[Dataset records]
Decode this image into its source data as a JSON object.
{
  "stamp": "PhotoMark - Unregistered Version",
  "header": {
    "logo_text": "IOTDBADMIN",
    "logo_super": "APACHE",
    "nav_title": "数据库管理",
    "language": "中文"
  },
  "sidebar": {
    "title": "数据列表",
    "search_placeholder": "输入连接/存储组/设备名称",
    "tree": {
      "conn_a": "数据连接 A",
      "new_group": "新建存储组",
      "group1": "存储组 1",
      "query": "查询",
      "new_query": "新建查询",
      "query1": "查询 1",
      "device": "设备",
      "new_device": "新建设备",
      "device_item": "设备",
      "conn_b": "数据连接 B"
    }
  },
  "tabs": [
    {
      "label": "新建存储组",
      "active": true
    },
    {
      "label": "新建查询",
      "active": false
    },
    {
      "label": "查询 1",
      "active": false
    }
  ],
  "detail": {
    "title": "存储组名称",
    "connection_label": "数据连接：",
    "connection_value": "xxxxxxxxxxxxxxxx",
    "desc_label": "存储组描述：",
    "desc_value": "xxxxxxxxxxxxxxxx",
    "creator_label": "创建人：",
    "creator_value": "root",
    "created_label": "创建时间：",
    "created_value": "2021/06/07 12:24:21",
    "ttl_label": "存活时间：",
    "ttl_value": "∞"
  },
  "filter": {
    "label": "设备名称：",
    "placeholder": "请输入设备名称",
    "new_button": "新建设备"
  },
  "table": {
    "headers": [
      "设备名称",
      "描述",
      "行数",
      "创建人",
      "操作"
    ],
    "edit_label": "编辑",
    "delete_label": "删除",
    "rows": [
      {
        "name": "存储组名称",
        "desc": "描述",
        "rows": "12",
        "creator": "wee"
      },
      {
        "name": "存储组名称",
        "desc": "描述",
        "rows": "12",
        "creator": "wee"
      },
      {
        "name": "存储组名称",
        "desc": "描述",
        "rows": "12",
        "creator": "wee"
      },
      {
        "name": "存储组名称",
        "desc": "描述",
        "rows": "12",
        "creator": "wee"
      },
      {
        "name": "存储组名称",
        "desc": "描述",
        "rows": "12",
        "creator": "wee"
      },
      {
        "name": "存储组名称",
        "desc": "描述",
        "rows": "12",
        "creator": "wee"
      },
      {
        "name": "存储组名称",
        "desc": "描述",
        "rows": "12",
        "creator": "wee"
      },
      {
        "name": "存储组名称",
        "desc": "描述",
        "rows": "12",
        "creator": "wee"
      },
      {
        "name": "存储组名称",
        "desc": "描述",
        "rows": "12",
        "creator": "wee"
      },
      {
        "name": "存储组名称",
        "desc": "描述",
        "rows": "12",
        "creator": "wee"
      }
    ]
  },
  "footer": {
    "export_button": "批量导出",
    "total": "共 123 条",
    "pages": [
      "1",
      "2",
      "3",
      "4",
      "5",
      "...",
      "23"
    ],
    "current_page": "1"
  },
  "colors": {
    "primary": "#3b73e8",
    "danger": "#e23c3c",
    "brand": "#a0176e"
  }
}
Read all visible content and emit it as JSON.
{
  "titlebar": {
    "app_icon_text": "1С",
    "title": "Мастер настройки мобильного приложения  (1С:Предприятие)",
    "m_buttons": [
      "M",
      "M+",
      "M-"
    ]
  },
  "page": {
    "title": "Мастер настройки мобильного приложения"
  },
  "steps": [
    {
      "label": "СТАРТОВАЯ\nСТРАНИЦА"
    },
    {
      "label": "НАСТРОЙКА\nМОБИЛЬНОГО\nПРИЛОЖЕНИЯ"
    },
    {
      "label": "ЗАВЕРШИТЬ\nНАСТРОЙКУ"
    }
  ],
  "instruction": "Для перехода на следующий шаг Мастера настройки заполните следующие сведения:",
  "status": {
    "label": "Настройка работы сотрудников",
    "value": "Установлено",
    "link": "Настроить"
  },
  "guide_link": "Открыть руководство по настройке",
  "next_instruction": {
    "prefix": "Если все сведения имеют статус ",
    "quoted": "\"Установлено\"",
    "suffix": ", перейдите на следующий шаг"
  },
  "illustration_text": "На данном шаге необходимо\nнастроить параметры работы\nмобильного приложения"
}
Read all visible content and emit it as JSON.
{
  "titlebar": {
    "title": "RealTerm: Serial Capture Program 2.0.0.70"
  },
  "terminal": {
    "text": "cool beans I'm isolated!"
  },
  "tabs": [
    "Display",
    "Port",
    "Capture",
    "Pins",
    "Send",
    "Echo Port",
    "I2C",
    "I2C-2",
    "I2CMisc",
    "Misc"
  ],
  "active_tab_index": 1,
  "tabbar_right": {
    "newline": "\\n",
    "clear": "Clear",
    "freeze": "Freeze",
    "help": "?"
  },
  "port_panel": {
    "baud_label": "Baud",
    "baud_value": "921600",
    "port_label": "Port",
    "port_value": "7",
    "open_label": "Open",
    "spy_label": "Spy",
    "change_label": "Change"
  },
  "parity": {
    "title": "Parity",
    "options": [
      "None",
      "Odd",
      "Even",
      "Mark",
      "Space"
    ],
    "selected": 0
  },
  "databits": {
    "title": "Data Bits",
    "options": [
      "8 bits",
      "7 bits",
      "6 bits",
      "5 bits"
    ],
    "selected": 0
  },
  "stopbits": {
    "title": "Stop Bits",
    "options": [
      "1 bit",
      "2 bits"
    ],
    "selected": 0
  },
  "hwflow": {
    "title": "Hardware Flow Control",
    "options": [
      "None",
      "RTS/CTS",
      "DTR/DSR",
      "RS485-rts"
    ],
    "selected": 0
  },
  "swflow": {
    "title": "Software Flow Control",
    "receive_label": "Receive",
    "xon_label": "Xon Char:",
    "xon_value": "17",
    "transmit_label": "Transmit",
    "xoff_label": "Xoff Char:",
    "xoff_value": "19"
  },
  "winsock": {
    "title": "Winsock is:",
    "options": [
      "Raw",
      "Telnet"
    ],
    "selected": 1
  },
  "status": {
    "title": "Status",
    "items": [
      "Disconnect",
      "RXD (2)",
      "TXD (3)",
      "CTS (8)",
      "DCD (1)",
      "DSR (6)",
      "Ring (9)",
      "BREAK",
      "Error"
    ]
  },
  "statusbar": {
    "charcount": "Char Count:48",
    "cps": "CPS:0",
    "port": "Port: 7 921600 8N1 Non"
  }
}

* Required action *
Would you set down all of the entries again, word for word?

* Output of the task *
Decode this image into its source data as a JSON object.
{
  "stamp": "PhotoMark - Unregistered Version",
  "header": {
    "logo_text": "IOTDBADMIN",
    "logo_super": "APACHE",
    "nav_title": "数据库管理",
    "language": "中文"
  },
  "sidebar": {
    "title": "数据列表",
    "search_placeholder": "输入连接/存储组/设备名称",
    "tree": {
      "conn_a": "数据连接 A",
      "new_group": "新建存储组",
      "group1": "存储组 1",
      "query": "查询",
      "new_query": "新建查询",
      "query1": "查询 1",
      "device": "设备",
      "new_device": "新建设备",
      "device_item": "设备",
      "conn_b": "数据连接 B"
    }
  },
  "tabs": [
    {
      "label": "新建存储组",
      "active": true
    },
    {
      "label": "新建查询",
      "active": false
    },
    {
      "label": "查询 1",
      "active": false
    }
  ],
  "detail": {
    "title": "存储组名称",
    "connection_label": "数据连接：",
    "connection_value": "xxxxxxxxxxxxxxxx",
    "desc_label": "存储组描述：",
    "desc_value": "xxxxxxxxxxxxxxxx",
    "creator_label": "创建人：",
    "creator_value": "root",
    "created_label": "创建时间：",
    "created_value": "2021/06/07 12:24:21",
    "ttl_label": "存活时间：",
    "ttl_value": "∞"
  },
  "filter": {
    "label": "设备名称：",
    "placeholder": "请输入设备名称",
    "new_button": "新建设备"
  },
  "table": {
    "headers": [
      "设备名称",
      "描述",
      "行数",
      "创建人",
      "操作"
    ],
    "edit_label": "编辑",
    "delete_label": "删除",
    "rows": [
      {
        "name": "存储组名称",
        "desc": "描述",
        "rows": "12",
        "creator": "wee"
      },
      {
        "name": "存储组名称",
        "desc": "描述",
        "rows": "12",
        "creator": "wee"
      },
      {
        "name": "存储组名称",
        "desc": "描述",
        "rows": "12",
        "creator": "wee"
      },
      {
        "name": "存储组名称",
        "desc": "描述",
        "rows": "12",
        "creator": "wee"
      },
      {
        "name": "存储组名称",
        "desc": "描述",
        "rows": "12",
        "creator": "wee"
      },
      {
        "name": "存储组名称",
        "desc": "描述",
        "rows": "12",
        "creator": "wee"
      },
      {
        "name": "存储组名称",
        "desc": "描述",
        "rows": "12",
        "creator": "wee"
      },
      {
        "name": "存储组名称",
        "desc": "描述",
        "rows": "12",
        "creator": "wee"
      },
      {
        "name": "存储组名称",
        "desc": "描述",
        "rows": "12",
        "creator": "wee"
      },
      {
        "name": "存储组名称",
        "desc": "描述",
        "rows": "12",
        "creator": "wee"
      }
    ]
  },
  "footer": {
    "export_button": "批量导出",
    "total": "共 123 条",
    "pages": [
      "1",
      "2",
      "3",
      "4",
      "5",
      "...",
      "23"
    ],
    "current_page": "1"
  },
  "colors": {
    "primary": "#3b73e8",
    "danger": "#e23c3c",
    "brand": "#a0176e"
  }
}
Read all visible content and emit it as JSON.
{
  "titlebar": {
    "app_icon_text": "1С",
    "title": "Мастер настройки мобильного приложения  (1С:Предприятие)",
    "m_buttons": [
      "M",
      "M+",
      "M-"
    ]
  },
  "page": {
    "title": "Мастер настройки мобильного приложения"
  },
  "steps": [
    {
      "label": "СТАРТОВАЯ\nСТРАНИЦА"
    },
    {
      "label": "НАСТРОЙКА\nМОБИЛЬНОГО\nПРИЛОЖЕНИЯ"
    },
    {
      "label": "ЗАВЕРШИТЬ\nНАСТРОЙКУ"
    }
  ],
  "instruction": "Для перехода на следующий шаг Мастера настройки заполните следующие сведения:",
  "status": {
    "label": "Настройка работы сотрудников",
    "value": "Установлено",
    "link": "Настроить"
  },
  "guide_link": "Открыть руководство по настройке",
  "next_instruction": {
    "prefix": "Если все сведения имеют статус ",
    "quoted": "\"Установлено\"",
    "suffix": ", перейдите на следующий шаг"
  },
  "illustration_text": "На данном шаге необходимо\nнастроить параметры работы\nмобильного приложения"
}
Read all visible content and emit it as JSON.
{
  "titlebar": {
    "title": "RealTerm: Serial Capture Program 2.0.0.70"
  },
  "terminal": {
    "text": "cool beans I'm isolated!"
  },
  "tabs": [
    "Display",
    "Port",
    "Capture",
    "Pins",
    "Send",
    "Echo Port",
    "I2C",
    "I2C-2",
    "I2CMisc",
    "Misc"
  ],
  "active_tab_index": 1,
  "tabbar_right": {
    "newline": "\\n",
    "clear": "Clear",
    "freeze": "Freeze",
    "help": "?"
  },
  "port_panel": {
    "baud_label": "Baud",
    "baud_value": "921600",
    "port_label": "Port",
    "port_value": "7",
    "open_label": "Open",
    "spy_label": "Spy",
    "change_label": "Change"
  },
  "parity": {
    "title": "Parity",
    "options": [
      "None",
      "Odd",
      "Even",
      "Mark",
      "Space"
    ],
    "selected": 0
  },
  "databits": {
    "title": "Data Bits",
    "options": [
      "8 bits",
      "7 bits",
      "6 bits",
      "5 bits"
    ],
    "selected": 0
  },
  "stopbits": {
    "title": "Stop Bits",
    "options": [
      "1 bit",
      "2 bits"
    ],
    "selected": 0
  },
  "hwflow": {
    "title": "Hardware Flow Control",
    "options": [
      "None",
      "RTS/CTS",
      "DTR/DSR",
      "RS485-rts"
    ],
    "selected": 0
  },
  "swflow": {
    "title": "Software Flow Control",
    "receive_label": "Receive",
    "xon_label": "Xon Char:",
    "xon_value": "17",
    "transmit_label": "Transmit",
    "xoff_label": "Xoff Char:",
    "xoff_value": "19"
  },
  "winsock": {
    "title": "Winsock is:",
    "options": [
      "Raw",
      "Telnet"
    ],
    "selected": 1
  },
  "status": {
    "title": "Status",
    "items": [
      "Disconnect",
      "RXD (2)",
      "TXD (3)",
      "CTS (8)",
      "DCD (1)",
      "DSR (6)",
      "Ring (9)",
      "BREAK",
      "Error"
    ]
  },
  "statusbar": {
    "charcount": "Char Count:48",
    "cps": "CPS:0",
    "port": "Port: 7 921600 8N1 Non"
  }
}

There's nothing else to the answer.